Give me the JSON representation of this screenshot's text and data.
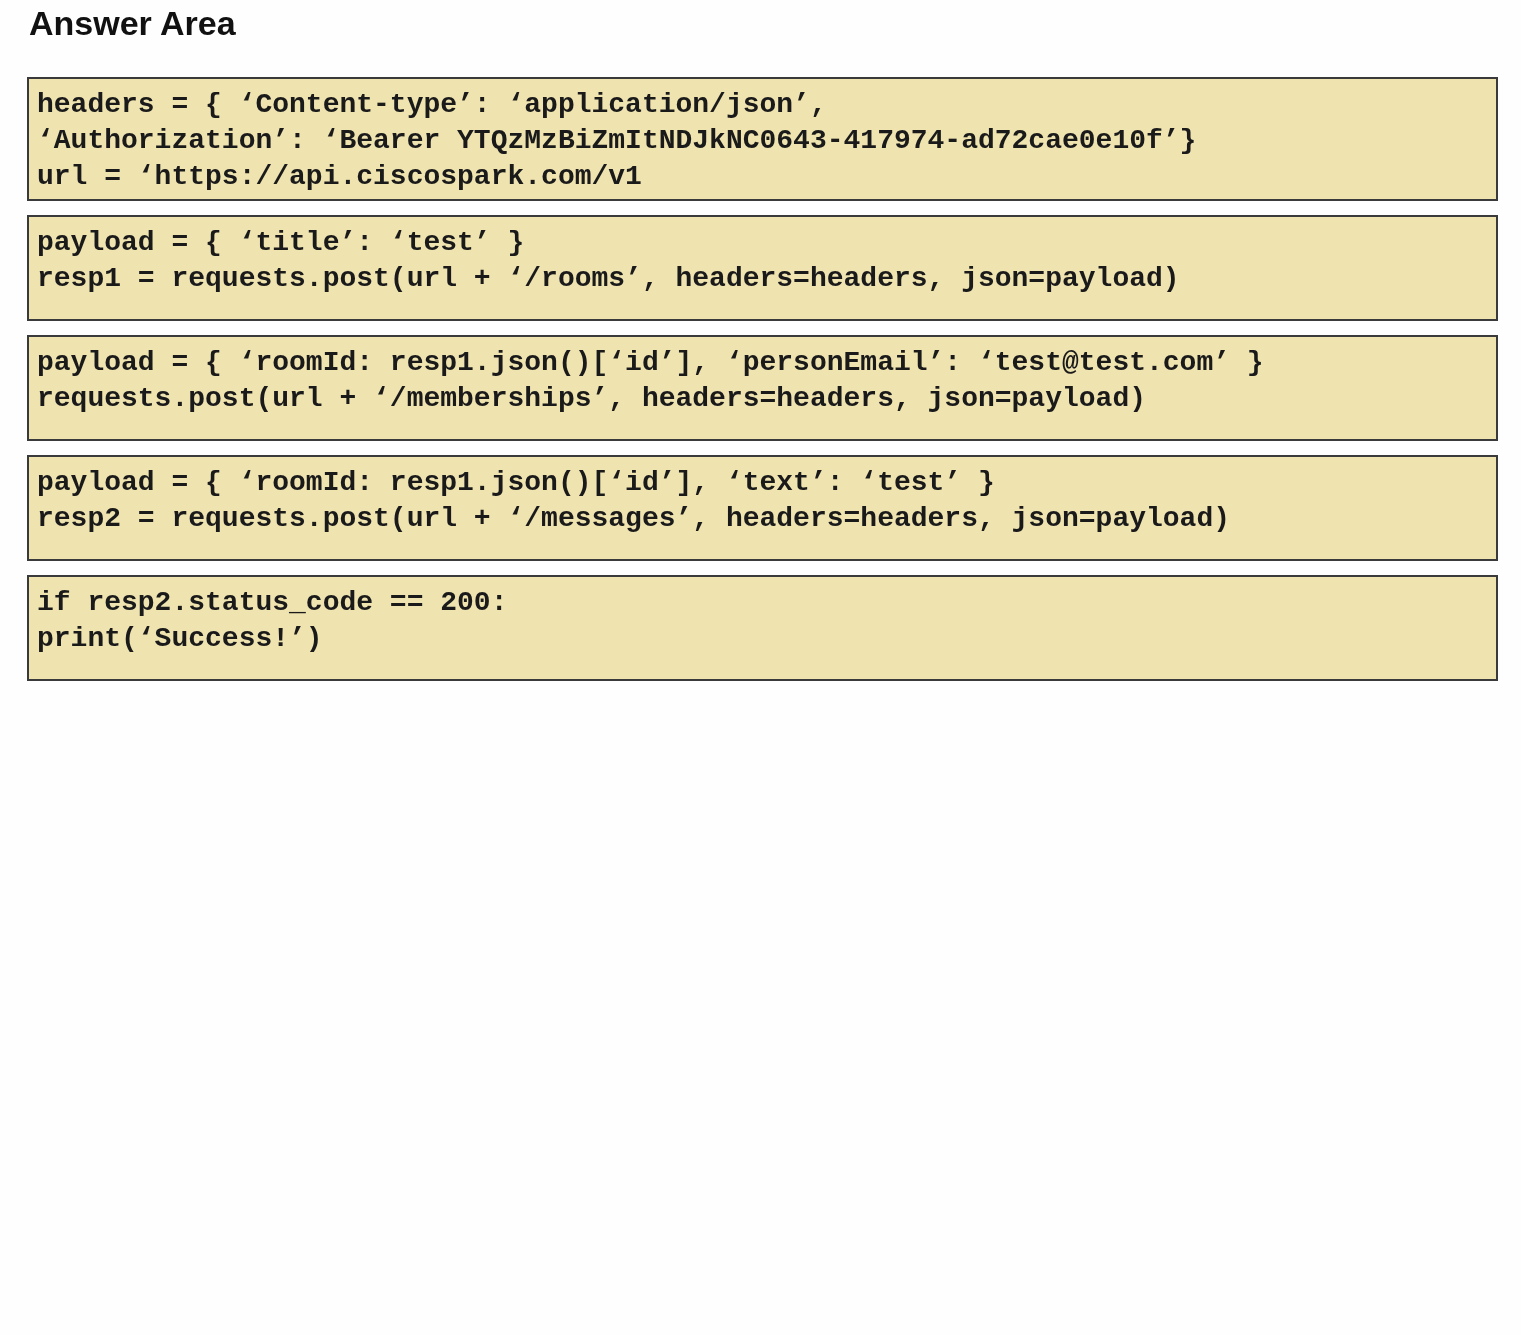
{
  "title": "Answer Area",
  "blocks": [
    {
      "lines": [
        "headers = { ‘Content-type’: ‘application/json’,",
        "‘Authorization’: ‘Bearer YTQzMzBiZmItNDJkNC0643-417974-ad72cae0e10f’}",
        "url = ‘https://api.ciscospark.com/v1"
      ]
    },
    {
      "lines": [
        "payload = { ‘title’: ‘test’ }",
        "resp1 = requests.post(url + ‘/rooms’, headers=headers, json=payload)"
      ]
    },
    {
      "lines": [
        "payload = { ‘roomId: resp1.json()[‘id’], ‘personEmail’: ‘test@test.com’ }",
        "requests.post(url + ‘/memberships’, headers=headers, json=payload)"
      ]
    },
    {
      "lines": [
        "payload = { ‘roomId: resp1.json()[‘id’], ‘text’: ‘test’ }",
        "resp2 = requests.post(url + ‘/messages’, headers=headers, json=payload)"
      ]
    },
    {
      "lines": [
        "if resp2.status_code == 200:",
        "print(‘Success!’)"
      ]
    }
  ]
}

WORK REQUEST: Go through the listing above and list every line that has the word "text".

SOLUTION FOR THIS PROBLEM:
Give me the JSON representation of this screenshot's text and data.
        "payload = { ‘roomId: resp1.json()[‘id’], ‘text’: ‘test’ }",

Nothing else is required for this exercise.